- Poverty. The poverty was so bad in the late Joseon period it led to peasant uprisings. At least three such revolts (1812, the 1860’s and 1894) were large enough to threaten the government. It also led many revolutionaries in fact to look to more liberal and prosperous Japan as a model for what Korea could be. This is something just about any Korean netizens will want to censor because (A) they were taught to hate Japan in school and (B) they were taught to defend Korea against pro-Japanese sentiments in all situations. But don’t worry. I’m not saying that all Koreans wanted Japan to conquer Korea. No, revolutionary Joseon Koreans just wanted to emulate Japan, not be colonized by it. However, because impoverished farmers were rioting in the streets, Korea had to in fact ask for Japan’s assistance in 1894 to keep its own domestic order from spiraling into Ukrainian Yak’s turd. Since Korea even invited Japanese troops to come, that gave Japan plenty of cause (even by modern US standards) to stay. (Poverty is, of course, not so common in South Korea today.)
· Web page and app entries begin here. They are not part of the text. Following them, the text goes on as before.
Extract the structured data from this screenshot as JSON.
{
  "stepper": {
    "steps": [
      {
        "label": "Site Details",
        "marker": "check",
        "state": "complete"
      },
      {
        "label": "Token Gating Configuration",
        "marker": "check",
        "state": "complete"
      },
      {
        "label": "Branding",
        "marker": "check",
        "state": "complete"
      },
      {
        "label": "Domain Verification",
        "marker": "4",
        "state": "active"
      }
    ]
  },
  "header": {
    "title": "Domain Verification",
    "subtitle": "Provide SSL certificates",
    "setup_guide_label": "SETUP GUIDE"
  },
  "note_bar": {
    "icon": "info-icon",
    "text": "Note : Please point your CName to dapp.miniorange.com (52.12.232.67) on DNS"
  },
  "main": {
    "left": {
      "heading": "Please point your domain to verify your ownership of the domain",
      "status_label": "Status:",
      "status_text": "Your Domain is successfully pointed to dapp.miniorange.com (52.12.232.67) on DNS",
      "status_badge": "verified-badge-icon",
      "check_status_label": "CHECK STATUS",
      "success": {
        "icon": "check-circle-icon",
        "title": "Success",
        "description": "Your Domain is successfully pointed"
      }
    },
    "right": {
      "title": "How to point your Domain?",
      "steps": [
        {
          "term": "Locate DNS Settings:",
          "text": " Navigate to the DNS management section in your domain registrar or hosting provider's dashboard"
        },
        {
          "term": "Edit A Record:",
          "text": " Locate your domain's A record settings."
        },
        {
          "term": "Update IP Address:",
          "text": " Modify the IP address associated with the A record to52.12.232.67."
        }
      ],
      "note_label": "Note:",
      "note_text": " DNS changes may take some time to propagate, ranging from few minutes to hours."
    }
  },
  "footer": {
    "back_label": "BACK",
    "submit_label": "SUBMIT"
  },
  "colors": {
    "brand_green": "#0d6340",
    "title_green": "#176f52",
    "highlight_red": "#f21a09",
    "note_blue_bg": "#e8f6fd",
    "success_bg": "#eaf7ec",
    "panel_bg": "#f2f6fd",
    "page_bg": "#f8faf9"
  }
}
- Fear of foreigners. Xenophobic, or having a fear of foreigners, is not perhaps the most accurate term to describe Koreans. Better terms would be curious and isolated. In fact, many Koreans are really, really friendly to foreigners. That is thanks in part to the past century, in which foreign technologies have transformed (at least half of) Korea from a very poor state into one of the wealthiest states on Earth, bringing Koreans wealth like they have never had at any time in their country’s (let’s just go with the Korean mythological date here) 5,000 year history. However, even in modern South Korea non-ethnic Koreans make up less than 2% of the population and most of those are Chinese. In North Korea, it’s illegal even to look at a foreigner, although that’s rarely a problem since most people in that country will never see one. In South Korea, if you don’t look Korean, prepare to be pointed and gawked at. Not in the almost adoring way the Japanese do it. (That would be awesome.) More in the: “Holy Ukrainian Yak’s balls! What’s that thing??! 야!! 외국인 있다!!” kind of way. If you speak Korean, you’ll often get the: “Zinky, Batman! It’s a talking dog!” response. Not surprisingly, the Joseon Dynasty, with its closed borders and poverty, also had virtually no non-Koreans.
- Control over the media. It wasn’t until Japanese newspapers opened in Korea that there was any media at all here and then there was heavy Japanese censorship. Today, South Korea censors over 3,000 sites that are somehow connected with North Korean servers. South Korea also censors any website that it deems unethical. This is what led to this long and winding rant in the first place: YouTube. YouTube has blocked uploads and comments in South Korea instead of roll over to the newest South Korean Internet censorship law. WTF??